In this episode of Sex is Weird: a coevolution double feature. Coevolution is when an evolutionary change in one organism is triggered by a change in a different organism. This will probably sound familiar in the context of the Red Queen Hypothesis, but the relationship does not have to be antagonistic. Many flowering plants rely on specialized pollinators, who in turn rely on the flowers in some way.
That’s how it all started for figs (Ficus spp.) and fig wasps (of the Agaonidae family). Everyone knows about those delicious fruits that are a staple of humans, monkeys, birds, and other animals all over the world. You may be surprised to learn that they don’t grow wrapped in a pastry crust, and that they’re not even fruits. When you eat a fig (would you call that a non-Newtonian fig?), you’re eating a cluster of flowers called a syconium. It's a thick bulb filled with tiny flowers that has a small opening at the end (an ostiole) just big enough for a fig wasp to enter. The wasp emerges from one fig covered in pollen, flies to the next one, and then crawls inside and spreads the pollen to the new fig. Sounds pretty normal right?
Now let’s take a closer look at the pollinator. It turns out that, for many Ficus species, the only animal that can fit through the ostiole is a fig wasp. Normally when a pollinator visits a flower it is looking for food (usually a bit of nectar). When a female fig wasp enters a fig she’s there to lay her eggs. As the wasp deposits her eggs she also spreads the pollen that she was carrying to the flowers. After laying her eggs, the female dies, and her corpse is broken down by the acids in the fig.
When the female wasp arrives, only the female flowers in the fig have developed. After the flowers are fertilized they begin to produce seeds (which is, after all, the whole point of flowers), and male flowers begin to develop.
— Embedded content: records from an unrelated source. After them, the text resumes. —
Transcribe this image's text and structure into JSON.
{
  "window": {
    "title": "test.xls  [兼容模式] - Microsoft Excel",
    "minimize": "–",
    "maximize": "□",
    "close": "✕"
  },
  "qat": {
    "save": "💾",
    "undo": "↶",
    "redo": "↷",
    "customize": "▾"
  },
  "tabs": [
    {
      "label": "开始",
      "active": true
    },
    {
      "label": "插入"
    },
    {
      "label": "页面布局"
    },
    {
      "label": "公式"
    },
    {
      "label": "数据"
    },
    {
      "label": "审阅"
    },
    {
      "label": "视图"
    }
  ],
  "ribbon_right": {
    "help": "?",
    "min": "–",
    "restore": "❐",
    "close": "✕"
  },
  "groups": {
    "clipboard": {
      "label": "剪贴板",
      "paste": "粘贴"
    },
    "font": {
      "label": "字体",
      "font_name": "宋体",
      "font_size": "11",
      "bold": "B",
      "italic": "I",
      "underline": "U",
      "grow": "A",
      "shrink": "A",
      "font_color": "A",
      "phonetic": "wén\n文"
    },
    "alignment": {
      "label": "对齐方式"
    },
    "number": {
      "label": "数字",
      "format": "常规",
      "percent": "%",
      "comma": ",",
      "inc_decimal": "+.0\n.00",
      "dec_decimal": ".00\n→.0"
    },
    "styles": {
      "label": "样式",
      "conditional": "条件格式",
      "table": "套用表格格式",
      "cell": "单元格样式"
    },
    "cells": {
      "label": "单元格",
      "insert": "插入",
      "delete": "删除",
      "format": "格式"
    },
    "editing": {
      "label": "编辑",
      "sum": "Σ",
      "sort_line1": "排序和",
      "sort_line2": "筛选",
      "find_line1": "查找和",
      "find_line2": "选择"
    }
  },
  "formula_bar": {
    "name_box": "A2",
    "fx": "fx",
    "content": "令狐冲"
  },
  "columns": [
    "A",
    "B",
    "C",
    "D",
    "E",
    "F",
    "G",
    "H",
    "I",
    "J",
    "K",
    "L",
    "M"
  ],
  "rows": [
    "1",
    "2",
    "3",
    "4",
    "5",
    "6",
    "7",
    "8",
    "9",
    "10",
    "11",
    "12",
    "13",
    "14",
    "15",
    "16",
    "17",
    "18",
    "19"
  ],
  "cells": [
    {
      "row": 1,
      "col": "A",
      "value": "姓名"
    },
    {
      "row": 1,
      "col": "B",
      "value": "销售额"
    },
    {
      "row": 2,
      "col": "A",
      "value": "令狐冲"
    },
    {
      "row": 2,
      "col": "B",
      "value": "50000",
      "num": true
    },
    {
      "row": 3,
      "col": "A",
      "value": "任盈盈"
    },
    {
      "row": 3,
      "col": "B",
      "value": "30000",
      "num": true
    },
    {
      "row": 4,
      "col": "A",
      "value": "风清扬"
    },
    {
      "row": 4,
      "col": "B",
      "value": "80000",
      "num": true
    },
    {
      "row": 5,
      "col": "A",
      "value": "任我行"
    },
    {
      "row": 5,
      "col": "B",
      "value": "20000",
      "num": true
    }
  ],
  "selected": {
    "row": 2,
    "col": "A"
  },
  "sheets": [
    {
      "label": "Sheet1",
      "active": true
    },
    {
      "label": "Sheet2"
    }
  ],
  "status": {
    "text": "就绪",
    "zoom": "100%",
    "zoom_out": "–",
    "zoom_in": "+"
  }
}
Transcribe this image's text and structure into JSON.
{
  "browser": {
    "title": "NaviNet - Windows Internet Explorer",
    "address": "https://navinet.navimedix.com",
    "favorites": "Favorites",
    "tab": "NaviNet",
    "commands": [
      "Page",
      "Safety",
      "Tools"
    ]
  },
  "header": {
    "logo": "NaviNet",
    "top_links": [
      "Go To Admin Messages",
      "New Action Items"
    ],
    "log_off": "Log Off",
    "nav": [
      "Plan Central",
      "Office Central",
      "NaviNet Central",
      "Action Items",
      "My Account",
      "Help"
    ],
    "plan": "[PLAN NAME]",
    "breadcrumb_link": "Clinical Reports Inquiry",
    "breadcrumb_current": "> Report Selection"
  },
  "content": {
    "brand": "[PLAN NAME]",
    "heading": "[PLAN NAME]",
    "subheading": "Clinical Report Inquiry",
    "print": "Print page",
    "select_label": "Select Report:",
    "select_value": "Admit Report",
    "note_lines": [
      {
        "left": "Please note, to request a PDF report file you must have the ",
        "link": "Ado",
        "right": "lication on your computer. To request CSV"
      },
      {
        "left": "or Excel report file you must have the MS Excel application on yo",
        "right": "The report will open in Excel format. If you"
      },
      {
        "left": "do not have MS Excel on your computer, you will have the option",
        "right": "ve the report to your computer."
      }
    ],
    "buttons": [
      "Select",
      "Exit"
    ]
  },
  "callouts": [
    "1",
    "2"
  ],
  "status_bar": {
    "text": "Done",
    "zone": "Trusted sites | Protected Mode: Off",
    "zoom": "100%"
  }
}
While this is going on the wasp eggs are developing into mature wasps. The males develop faster than the females do, so they reach adulthood first. They have no wings, and will die shortly after completing two important tasks: mate with the still developing females (those are siblings, by the way) and dig a hole to the outside. Interestingly, if there are multiple males in the same fig, they will work together to dig the exit tunnel. No other insects are known to show post mating cooperation like this (Suleman 2012). The females use the exit made by the male and fly off to find another fig.
By the time the female wasps emerge, the male flowers have fully developed and are producing pollen. The wasps crawl towards the outside world picking up pollen as they go. Since they are already pregnant, the wasps will immediately search for an unfertilized fig where they can lay their eggs and start the cycle again. With the wasps gone the fig is fully ripe and ready to be eaten by a monkey, a human, or whatever else comes along. The seeds go with the animal to be deposited in their own little pile of fertilizer.
So, a bunch of flowers that look like a fruit can only be pollinated by an inbred wasp that is looking for a place to lay eggs that will develop and mate inside the flower/fruit. Sex is weird.
"Aggression prevents the better part of valour… in fig wasps" University of Leeds. Date: Decemper 1, 2011. Web. http://www.leeds.ac.uk/news/article/2716/aggression_prevents_the_better_part_of_valour_in_fig_wasps
Kline, Katie. "The story of the fig and it’s wasp." Ecological Society of America. Date: May 20, 2011. Web. http://www.esa.org/esablog/research/the-story-of-the-fig-and-its-wasp/
Suleman, N., S. Raja, and S. G. Compton. 2012. Only pollinator fig wasps have males that collaborate to release their females from figs of an Asian fig tree. Biology letters 8:344-346.